Task requirements: How many lines of the entries hold the string "earnings"? Reply with the number alone.

[Start of Attachment]

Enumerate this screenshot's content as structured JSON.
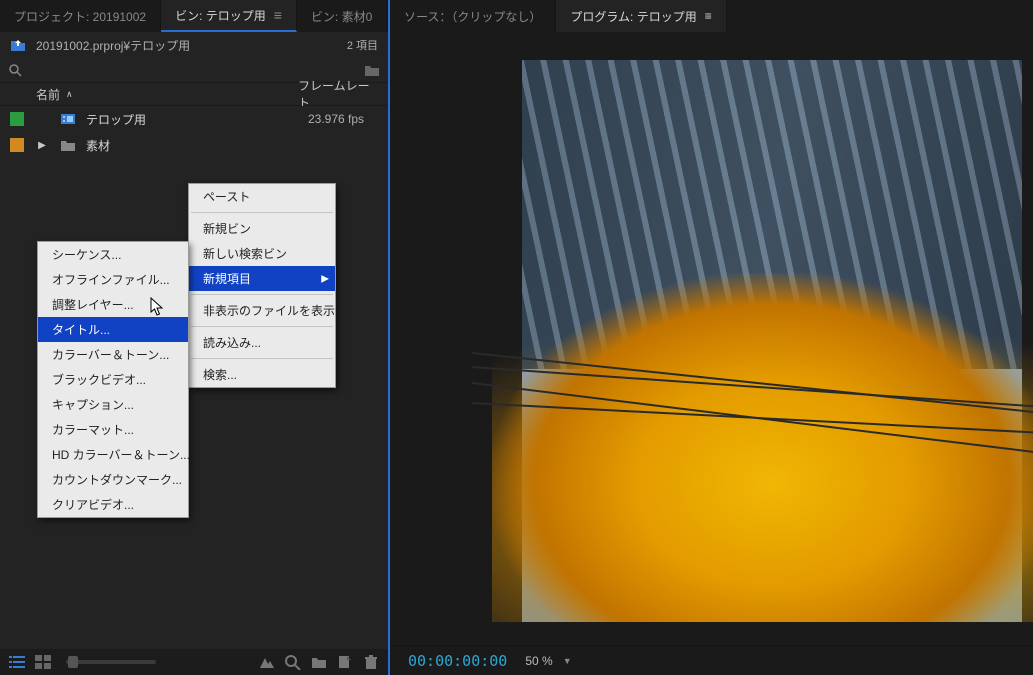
{
  "leftTabs": {
    "project": "プロジェクト: 20191002",
    "binActive": "ビン: テロップ用",
    "binOther": "ビン: 素材0"
  },
  "breadcrumb": {
    "path": "20191002.prproj¥テロップ用",
    "itemCount": "2 項目"
  },
  "search": {
    "placeholder": ""
  },
  "columns": {
    "name": "名前",
    "frameRate": "フレームレート"
  },
  "rows": [
    {
      "label": "テロップ用",
      "rate": "23.976 fps"
    },
    {
      "label": "素材",
      "rate": ""
    }
  ],
  "rightTabs": {
    "source": "ソース：（クリップなし）",
    "program": "プログラム: テロップ用"
  },
  "contextMenuMain": {
    "paste": "ペースト",
    "newBin": "新規ビン",
    "newSearchBin": "新しい検索ビン",
    "newItem": "新規項目",
    "showHidden": "非表示のファイルを表示",
    "import": "読み込み...",
    "search": "検索..."
  },
  "contextMenuSub": {
    "sequence": "シーケンス...",
    "offlineFile": "オフラインファイル...",
    "adjustmentLayer": "調整レイヤー...",
    "title": "タイトル...",
    "colorBarsTone": "カラーバー＆トーン...",
    "blackVideo": "ブラックビデオ...",
    "caption": "キャプション...",
    "colorMatte": "カラーマット...",
    "hdColorBarsTone": "HD カラーバー＆トーン...",
    "countdown": "カウントダウンマーク...",
    "clearVideo": "クリアビデオ..."
  },
  "programFooter": {
    "timecode": "00:00:00:00",
    "zoom": "50 %"
  }
}
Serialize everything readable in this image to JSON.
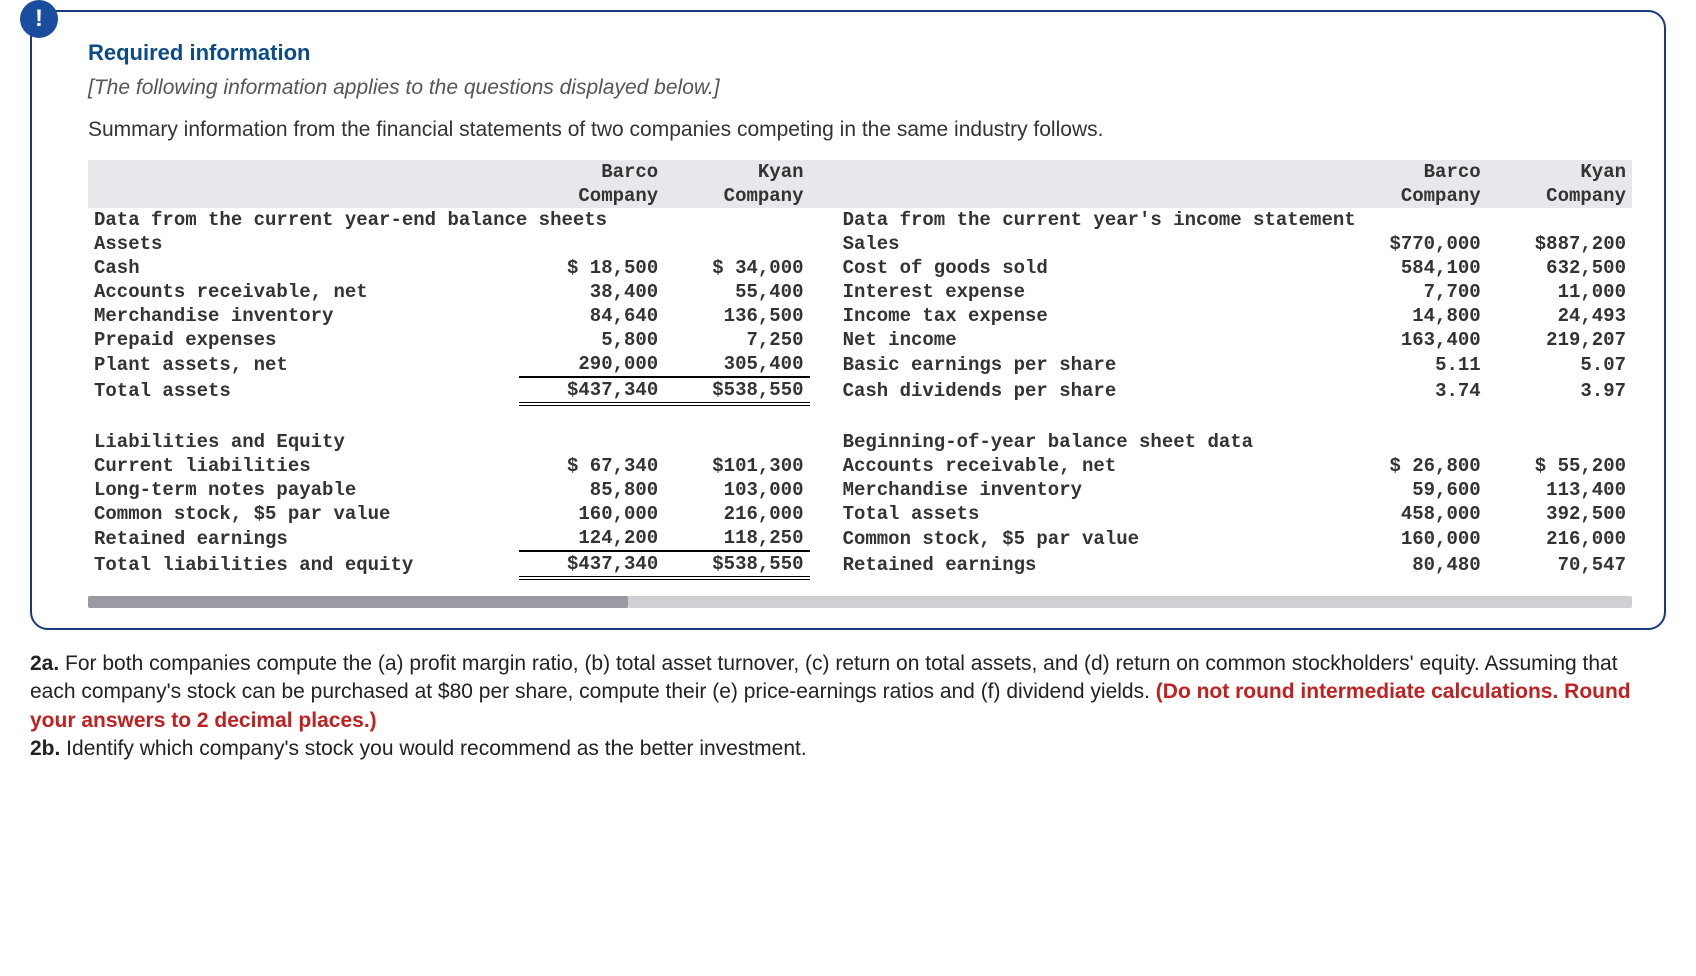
{
  "header": {
    "required": "Required information",
    "italic": "[The following information applies to the questions displayed below.]",
    "summary": "Summary information from the financial statements of two companies competing in the same industry follows."
  },
  "col": {
    "barco1": "Barco",
    "barco2": "Company",
    "kyan1": "Kyan",
    "kyan2": "Company"
  },
  "left": {
    "title": "Data from the current year-end balance sheets",
    "assets": {
      "h": "Assets",
      "cash": {
        "l": "Cash",
        "b": "$ 18,500",
        "k": "$ 34,000"
      },
      "ar": {
        "l": "Accounts receivable, net",
        "b": "38,400",
        "k": "55,400"
      },
      "mi": {
        "l": "Merchandise inventory",
        "b": "84,640",
        "k": "136,500"
      },
      "pe": {
        "l": "Prepaid expenses",
        "b": "5,800",
        "k": "7,250"
      },
      "pa": {
        "l": "Plant assets, net",
        "b": "290,000",
        "k": "305,400"
      },
      "ta": {
        "l": "Total assets",
        "b": "$437,340",
        "k": "$538,550"
      }
    },
    "liab": {
      "h": "Liabilities and Equity",
      "cl": {
        "l": "Current liabilities",
        "b": "$ 67,340",
        "k": "$101,300"
      },
      "lt": {
        "l": "Long-term notes payable",
        "b": "85,800",
        "k": "103,000"
      },
      "cs": {
        "l": "Common stock, $5 par value",
        "b": "160,000",
        "k": "216,000"
      },
      "re": {
        "l": "Retained earnings",
        "b": "124,200",
        "k": "118,250"
      },
      "tle": {
        "l": "Total liabilities and equity",
        "b": "$437,340",
        "k": "$538,550"
      }
    }
  },
  "right": {
    "title": "Data from the current year's income statement",
    "is": {
      "sales": {
        "l": "Sales",
        "b": "$770,000",
        "k": "$887,200"
      },
      "cogs": {
        "l": "Cost of goods sold",
        "b": "584,100",
        "k": "632,500"
      },
      "int": {
        "l": "Interest expense",
        "b": "7,700",
        "k": "11,000"
      },
      "tax": {
        "l": "Income tax expense",
        "b": "14,800",
        "k": "24,493"
      },
      "ni": {
        "l": "Net income",
        "b": "163,400",
        "k": "219,207"
      },
      "eps": {
        "l": "Basic earnings per share",
        "b": "5.11",
        "k": "5.07"
      },
      "div": {
        "l": "Cash dividends per share",
        "b": "3.74",
        "k": "3.97"
      }
    },
    "boy": {
      "h": "Beginning-of-year balance sheet data",
      "ar": {
        "l": "Accounts receivable, net",
        "b": "$ 26,800",
        "k": "$ 55,200"
      },
      "mi": {
        "l": "Merchandise inventory",
        "b": "59,600",
        "k": "113,400"
      },
      "ta": {
        "l": "Total assets",
        "b": "458,000",
        "k": "392,500"
      },
      "cs": {
        "l": "Common stock, $5 par value",
        "b": "160,000",
        "k": "216,000"
      },
      "re": {
        "l": "Retained earnings",
        "b": "80,480",
        "k": "70,547"
      }
    }
  },
  "q": {
    "p2a_b": "2a.",
    "p2a": " For both companies compute the (a) profit margin ratio, (b) total asset turnover, (c) return on total assets, and (d) return on common stockholders' equity. Assuming that each company's stock can be purchased at $80 per share, compute their (e) price-earnings ratios and (f) dividend yields. ",
    "red": "(Do not round intermediate calculations. Round your answers to 2 decimal places.)",
    "p2b_b": "2b.",
    "p2b": " Identify which company's stock you would recommend as the better investment."
  }
}
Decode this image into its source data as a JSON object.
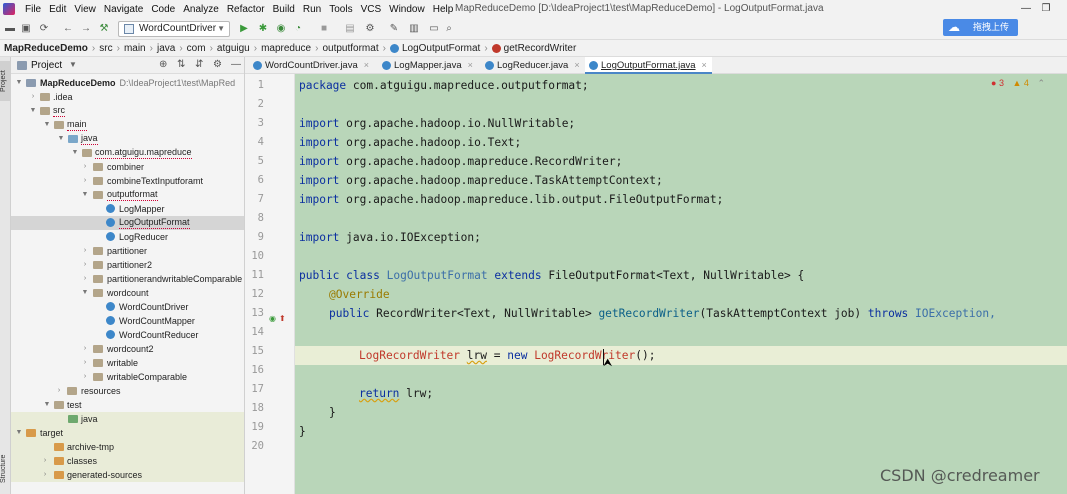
{
  "menu": [
    "File",
    "Edit",
    "View",
    "Navigate",
    "Code",
    "Analyze",
    "Refactor",
    "Build",
    "Run",
    "Tools",
    "VCS",
    "Window",
    "Help"
  ],
  "window_title": "MapReduceDemo [D:\\IdeaProject1\\test\\MapReduceDemo] - LogOutputFormat.java",
  "window_controls": {
    "minimize": "—",
    "restore": "❐"
  },
  "toolbar": {
    "run_config": "WordCountDriver",
    "upload_label": "拖拽上传"
  },
  "breadcrumb": [
    "MapReduceDemo",
    "src",
    "main",
    "java",
    "com",
    "atguigu",
    "mapreduce",
    "outputformat",
    "LogOutputFormat",
    "getRecordWriter"
  ],
  "project_panel": {
    "title": "Project",
    "tree": [
      {
        "label": "MapReduceDemo",
        "path": "D:\\IdeaProject1\\test\\MapRed",
        "bold": true
      },
      {
        "label": ".idea"
      },
      {
        "label": "src"
      },
      {
        "label": "main"
      },
      {
        "label": "java"
      },
      {
        "label": "com.atguigu.mapreduce"
      },
      {
        "label": "combiner"
      },
      {
        "label": "combineTextInputforamt"
      },
      {
        "label": "outputformat"
      },
      {
        "label": "LogMapper"
      },
      {
        "label": "LogOutputFormat"
      },
      {
        "label": "LogReducer"
      },
      {
        "label": "partitioner"
      },
      {
        "label": "partitioner2"
      },
      {
        "label": "partitionerandwritableComparable"
      },
      {
        "label": "wordcount"
      },
      {
        "label": "WordCountDriver"
      },
      {
        "label": "WordCountMapper"
      },
      {
        "label": "WordCountReducer"
      },
      {
        "label": "wordcount2"
      },
      {
        "label": "writable"
      },
      {
        "label": "writableComparable"
      },
      {
        "label": "resources"
      },
      {
        "label": "test"
      },
      {
        "label": "java"
      },
      {
        "label": "target"
      },
      {
        "label": "archive-tmp"
      },
      {
        "label": "classes"
      },
      {
        "label": "generated-sources"
      }
    ]
  },
  "side_strip": {
    "top_label": "Project",
    "bottom_label": "Structure"
  },
  "tabs": [
    "WordCountDriver.java",
    "LogMapper.java",
    "LogReducer.java",
    "LogOutputFormat.java"
  ],
  "active_tab": "LogOutputFormat.java",
  "inspection": {
    "errors": "3",
    "warnings": "4"
  },
  "line_numbers": [
    "1",
    "2",
    "3",
    "4",
    "5",
    "6",
    "7",
    "8",
    "9",
    "10",
    "11",
    "12",
    "13",
    "14",
    "15",
    "16",
    "17",
    "18",
    "19",
    "20"
  ],
  "code": {
    "l1_kw": "package",
    "l1_rest": " com.atguigu.mapreduce.outputformat;",
    "import_kw": "import",
    "l3": " org.apache.hadoop.io.NullWritable;",
    "l4": " org.apache.hadoop.io.Text;",
    "l5": " org.apache.hadoop.mapreduce.RecordWriter;",
    "l6": " org.apache.hadoop.mapreduce.TaskAttemptContext;",
    "l7": " org.apache.hadoop.mapreduce.lib.output.FileOutputFormat;",
    "l9": " java.io.IOException;",
    "l11_kw1": "public",
    "l11_kw2": "class",
    "l11_cls": "LogOutputFormat",
    "l11_kw3": "extends",
    "l11_rest": "FileOutputFormat<Text, NullWritable> {",
    "l12": "@Override",
    "l13_kw": "public",
    "l13_mid": " RecordWriter<Text, NullWritable> ",
    "l13_fn": "getRecordWriter",
    "l13_args": "(TaskAttemptContext job) ",
    "l13_kw2": "throws",
    "l13_tail": " IOException,",
    "l15_cls1": "LogRecordWriter",
    "l15_var": "lrw",
    "l15_eq": " = ",
    "l15_kw": "new",
    "l15_cls2": "LogRecordWriter",
    "l15_end": "();",
    "l17_kw": "return",
    "l17_rest": " lrw;",
    "l18": "}",
    "l19": "}"
  },
  "watermark": "CSDN @credreamer"
}
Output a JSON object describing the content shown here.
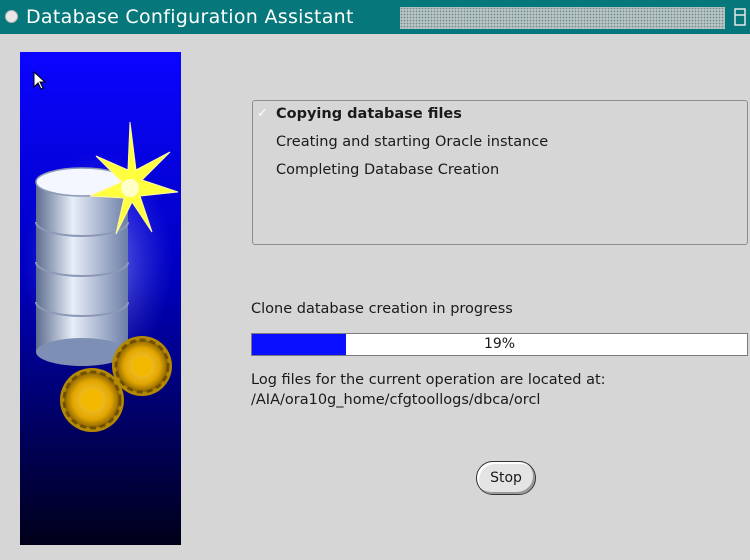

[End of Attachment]

Exercise result: 4